In this context, the second proposal on digital information in cross-border terrorism cases is directed at significantly modernising Eurojust’s information system. In fact, it was the aftermath of the 2015 Bataclan concert hall attack in Paris that made authorities realise they need better cross-border collaboration to counteract cross-border terrorist investigations and prosecutions. This realisation resulted in the creation of Eurojust’s European Judicial Counter-Terrorism Register. I am proud to say that it has revolutionised the work of law enforcement authorities across the EU, allowing prosecutors to identify potential links in investigations against terrorist suspects in different EU countries and to coordinate the judicial response. The coordinated involvement of judicial authorities is also crucial from a rule-of-law point of view, as coordinated preventive measures – such as house searches and arrest warrants – need to be authorised and supervised by judicial authorities.
We now aim to take the Register to the next level. We propose modernising the system to identify many links automatically, hence requiring much less manual intervention. This will enable Eurojust to provide faster and better feedback to national authorities. We also propose setting up secure digital communication channels between national authorities and Eurojust. Lastly, this proposal should establish a clear legal basis for cooperation with prosecutors outside the EU.
The third proposal involves supporting the functioning of Joint Investigation Teams (JITs). These teams are set up for specific criminal investigations put together by the authorities of two or more States to carry out criminal investigations together. According to the proposal, a Joint Investigation Teams collaboration platform would be established. The platform will be a highly secure online collaboration tool aiming to facilitate the exchanges and cooperation within JITs throughout their duration. It will provide for easy electronic communication, the exchange of information and evidence (including large amounts of data), the traceability of evidence as well as the planning and coordination of JIT operations. The platform is designed to be confidential; therefore, it meets the highest levels of cybersecurity standards.
In previous discussions and meetings with justice professionals, it struck me how much investigative judicial authorities rely on each other to exchange information and evidence securely and swiftly. I witnessed that having digital tools in place is crucial, especially when time is of the essence.
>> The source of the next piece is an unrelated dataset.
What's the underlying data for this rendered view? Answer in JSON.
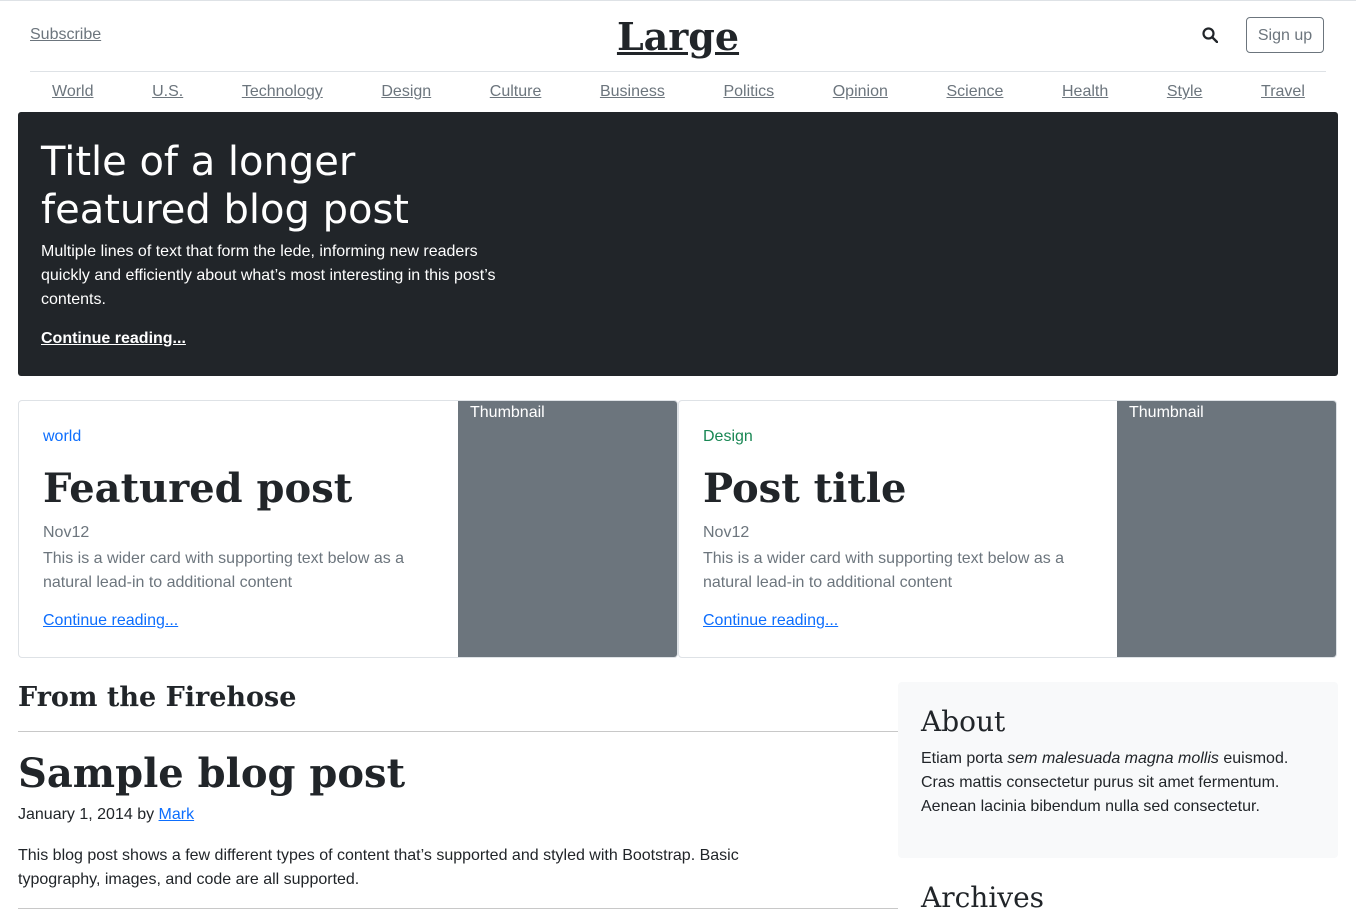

In addition, citizens and businesses are operating digitally more and more, and they expect to get a digital and fast response to their issues.
As part of the Next Generation EU, the digitalisation of justice systems has become a horizontal objective for all the Member States. I am proud to report that we are delivering on our promises to forge a modern and digital justice system. Member States will also need to implement all manner of tools and IT infrastructures. Together, we are creating a truly efficient and resilient European area of freedom, security and justice.